[Extracted data entries]
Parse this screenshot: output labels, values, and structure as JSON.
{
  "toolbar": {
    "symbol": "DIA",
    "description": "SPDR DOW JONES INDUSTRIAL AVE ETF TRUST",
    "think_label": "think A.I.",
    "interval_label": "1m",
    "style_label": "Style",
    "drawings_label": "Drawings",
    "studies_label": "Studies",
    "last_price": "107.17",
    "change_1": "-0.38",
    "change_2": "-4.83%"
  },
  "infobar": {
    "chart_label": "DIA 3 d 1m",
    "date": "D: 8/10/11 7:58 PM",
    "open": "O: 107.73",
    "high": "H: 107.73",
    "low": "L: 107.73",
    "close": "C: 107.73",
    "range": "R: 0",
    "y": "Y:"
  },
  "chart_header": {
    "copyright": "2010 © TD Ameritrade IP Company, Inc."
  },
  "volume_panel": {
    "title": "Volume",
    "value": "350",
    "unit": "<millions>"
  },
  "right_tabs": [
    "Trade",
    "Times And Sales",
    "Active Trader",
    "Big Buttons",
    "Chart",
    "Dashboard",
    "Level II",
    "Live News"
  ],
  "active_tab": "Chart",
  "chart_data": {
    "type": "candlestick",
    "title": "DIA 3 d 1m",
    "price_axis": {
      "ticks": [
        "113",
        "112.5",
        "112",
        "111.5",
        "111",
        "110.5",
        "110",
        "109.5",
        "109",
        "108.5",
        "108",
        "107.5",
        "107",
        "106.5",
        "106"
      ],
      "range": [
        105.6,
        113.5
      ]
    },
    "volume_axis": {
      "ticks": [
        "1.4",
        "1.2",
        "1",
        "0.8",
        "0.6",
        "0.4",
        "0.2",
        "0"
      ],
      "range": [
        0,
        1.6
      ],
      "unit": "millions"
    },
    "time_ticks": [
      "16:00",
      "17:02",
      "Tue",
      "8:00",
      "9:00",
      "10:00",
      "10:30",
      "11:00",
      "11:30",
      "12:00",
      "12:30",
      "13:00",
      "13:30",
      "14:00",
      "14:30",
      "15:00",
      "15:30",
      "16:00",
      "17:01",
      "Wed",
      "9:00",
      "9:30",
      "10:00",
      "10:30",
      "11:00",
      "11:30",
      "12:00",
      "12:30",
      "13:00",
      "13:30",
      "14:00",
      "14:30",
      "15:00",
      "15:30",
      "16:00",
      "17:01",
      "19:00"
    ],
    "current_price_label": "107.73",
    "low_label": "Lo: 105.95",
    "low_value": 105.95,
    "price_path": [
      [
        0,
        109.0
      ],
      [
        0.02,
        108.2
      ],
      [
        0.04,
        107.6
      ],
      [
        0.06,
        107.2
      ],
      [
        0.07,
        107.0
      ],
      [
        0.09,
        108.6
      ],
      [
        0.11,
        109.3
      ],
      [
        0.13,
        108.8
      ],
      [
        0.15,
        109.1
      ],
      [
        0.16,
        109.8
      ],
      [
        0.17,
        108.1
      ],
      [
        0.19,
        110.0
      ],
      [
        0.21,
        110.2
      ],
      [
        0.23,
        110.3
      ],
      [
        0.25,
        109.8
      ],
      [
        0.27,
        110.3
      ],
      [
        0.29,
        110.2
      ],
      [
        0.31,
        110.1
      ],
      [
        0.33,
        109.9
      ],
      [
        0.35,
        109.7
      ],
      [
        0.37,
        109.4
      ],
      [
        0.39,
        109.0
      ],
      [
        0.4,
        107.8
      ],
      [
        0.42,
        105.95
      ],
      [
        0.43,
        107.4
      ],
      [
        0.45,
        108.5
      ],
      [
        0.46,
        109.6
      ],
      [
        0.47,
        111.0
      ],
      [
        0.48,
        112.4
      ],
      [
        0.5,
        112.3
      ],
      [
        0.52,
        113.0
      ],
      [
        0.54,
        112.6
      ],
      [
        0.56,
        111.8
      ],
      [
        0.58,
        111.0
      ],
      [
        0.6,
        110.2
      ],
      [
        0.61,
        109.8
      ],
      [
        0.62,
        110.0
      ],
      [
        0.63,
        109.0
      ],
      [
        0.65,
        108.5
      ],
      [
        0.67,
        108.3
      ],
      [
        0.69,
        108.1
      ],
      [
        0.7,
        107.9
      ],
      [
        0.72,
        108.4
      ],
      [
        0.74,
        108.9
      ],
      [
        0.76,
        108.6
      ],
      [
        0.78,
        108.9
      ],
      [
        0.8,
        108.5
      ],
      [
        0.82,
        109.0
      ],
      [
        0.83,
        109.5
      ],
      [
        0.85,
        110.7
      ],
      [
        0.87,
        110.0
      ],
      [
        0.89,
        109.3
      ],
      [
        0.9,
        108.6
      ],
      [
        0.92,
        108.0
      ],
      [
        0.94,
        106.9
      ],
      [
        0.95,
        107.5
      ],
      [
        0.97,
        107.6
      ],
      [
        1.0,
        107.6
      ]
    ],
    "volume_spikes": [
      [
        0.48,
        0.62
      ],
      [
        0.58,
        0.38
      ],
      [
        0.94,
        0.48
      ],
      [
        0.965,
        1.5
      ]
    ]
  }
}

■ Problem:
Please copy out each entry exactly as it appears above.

■ Task result:
Parse this screenshot: output labels, values, and structure as JSON.
{
  "toolbar": {
    "symbol": "DIA",
    "description": "SPDR DOW JONES INDUSTRIAL AVE ETF TRUST",
    "think_label": "think A.I.",
    "interval_label": "1m",
    "style_label": "Style",
    "drawings_label": "Drawings",
    "studies_label": "Studies",
    "last_price": "107.17",
    "change_1": "-0.38",
    "change_2": "-4.83%"
  },
  "infobar": {
    "chart_label": "DIA 3 d 1m",
    "date": "D: 8/10/11 7:58 PM",
    "open": "O: 107.73",
    "high": "H: 107.73",
    "low": "L: 107.73",
    "close": "C: 107.73",
    "range": "R: 0",
    "y": "Y:"
  },
  "chart_header": {
    "copyright": "2010 © TD Ameritrade IP Company, Inc."
  },
  "volume_panel": {
    "title": "Volume",
    "value": "350",
    "unit": "<millions>"
  },
  "right_tabs": [
    "Trade",
    "Times And Sales",
    "Active Trader",
    "Big Buttons",
    "Chart",
    "Dashboard",
    "Level II",
    "Live News"
  ],
  "active_tab": "Chart",
  "chart_data": {
    "type": "candlestick",
    "title": "DIA 3 d 1m",
    "price_axis": {
      "ticks": [
        "113",
        "112.5",
        "112",
        "111.5",
        "111",
        "110.5",
        "110",
        "109.5",
        "109",
        "108.5",
        "108",
        "107.5",
        "107",
        "106.5",
        "106"
      ],
      "range": [
        105.6,
        113.5
      ]
    },
    "volume_axis": {
      "ticks": [
        "1.4",
        "1.2",
        "1",
        "0.8",
        "0.6",
        "0.4",
        "0.2",
        "0"
      ],
      "range": [
        0,
        1.6
      ],
      "unit": "millions"
    },
    "time_ticks": [
      "16:00",
      "17:02",
      "Tue",
      "8:00",
      "9:00",
      "10:00",
      "10:30",
      "11:00",
      "11:30",
      "12:00",
      "12:30",
      "13:00",
      "13:30",
      "14:00",
      "14:30",
      "15:00",
      "15:30",
      "16:00",
      "17:01",
      "Wed",
      "9:00",
      "9:30",
      "10:00",
      "10:30",
      "11:00",
      "11:30",
      "12:00",
      "12:30",
      "13:00",
      "13:30",
      "14:00",
      "14:30",
      "15:00",
      "15:30",
      "16:00",
      "17:01",
      "19:00"
    ],
    "current_price_label": "107.73",
    "low_label": "Lo: 105.95",
    "low_value": 105.95,
    "price_path": [
      [
        0,
        109.0
      ],
      [
        0.02,
        108.2
      ],
      [
        0.04,
        107.6
      ],
      [
        0.06,
        107.2
      ],
      [
        0.07,
        107.0
      ],
      [
        0.09,
        108.6
      ],
      [
        0.11,
        109.3
      ],
      [
        0.13,
        108.8
      ],
      [
        0.15,
        109.1
      ],
      [
        0.16,
        109.8
      ],
      [
        0.17,
        108.1
      ],
      [
        0.19,
        110.0
      ],
      [
        0.21,
        110.2
      ],
      [
        0.23,
        110.3
      ],
      [
        0.25,
        109.8
      ],
      [
        0.27,
        110.3
      ],
      [
        0.29,
        110.2
      ],
      [
        0.31,
        110.1
      ],
      [
        0.33,
        109.9
      ],
      [
        0.35,
        109.7
      ],
      [
        0.37,
        109.4
      ],
      [
        0.39,
        109.0
      ],
      [
        0.4,
        107.8
      ],
      [
        0.42,
        105.95
      ],
      [
        0.43,
        107.4
      ],
      [
        0.45,
        108.5
      ],
      [
        0.46,
        109.6
      ],
      [
        0.47,
        111.0
      ],
      [
        0.48,
        112.4
      ],
      [
        0.5,
        112.3
      ],
      [
        0.52,
        113.0
      ],
      [
        0.54,
        112.6
      ],
      [
        0.56,
        111.8
      ],
      [
        0.58,
        111.0
      ],
      [
        0.6,
        110.2
      ],
      [
        0.61,
        109.8
      ],
      [
        0.62,
        110.0
      ],
      [
        0.63,
        109.0
      ],
      [
        0.65,
        108.5
      ],
      [
        0.67,
        108.3
      ],
      [
        0.69,
        108.1
      ],
      [
        0.7,
        107.9
      ],
      [
        0.72,
        108.4
      ],
      [
        0.74,
        108.9
      ],
      [
        0.76,
        108.6
      ],
      [
        0.78,
        108.9
      ],
      [
        0.8,
        108.5
      ],
      [
        0.82,
        109.0
      ],
      [
        0.83,
        109.5
      ],
      [
        0.85,
        110.7
      ],
      [
        0.87,
        110.0
      ],
      [
        0.89,
        109.3
      ],
      [
        0.9,
        108.6
      ],
      [
        0.92,
        108.0
      ],
      [
        0.94,
        106.9
      ],
      [
        0.95,
        107.5
      ],
      [
        0.97,
        107.6
      ],
      [
        1.0,
        107.6
      ]
    ],
    "volume_spikes": [
      [
        0.48,
        0.62
      ],
      [
        0.58,
        0.38
      ],
      [
        0.94,
        0.48
      ],
      [
        0.965,
        1.5
      ]
    ]
  }
}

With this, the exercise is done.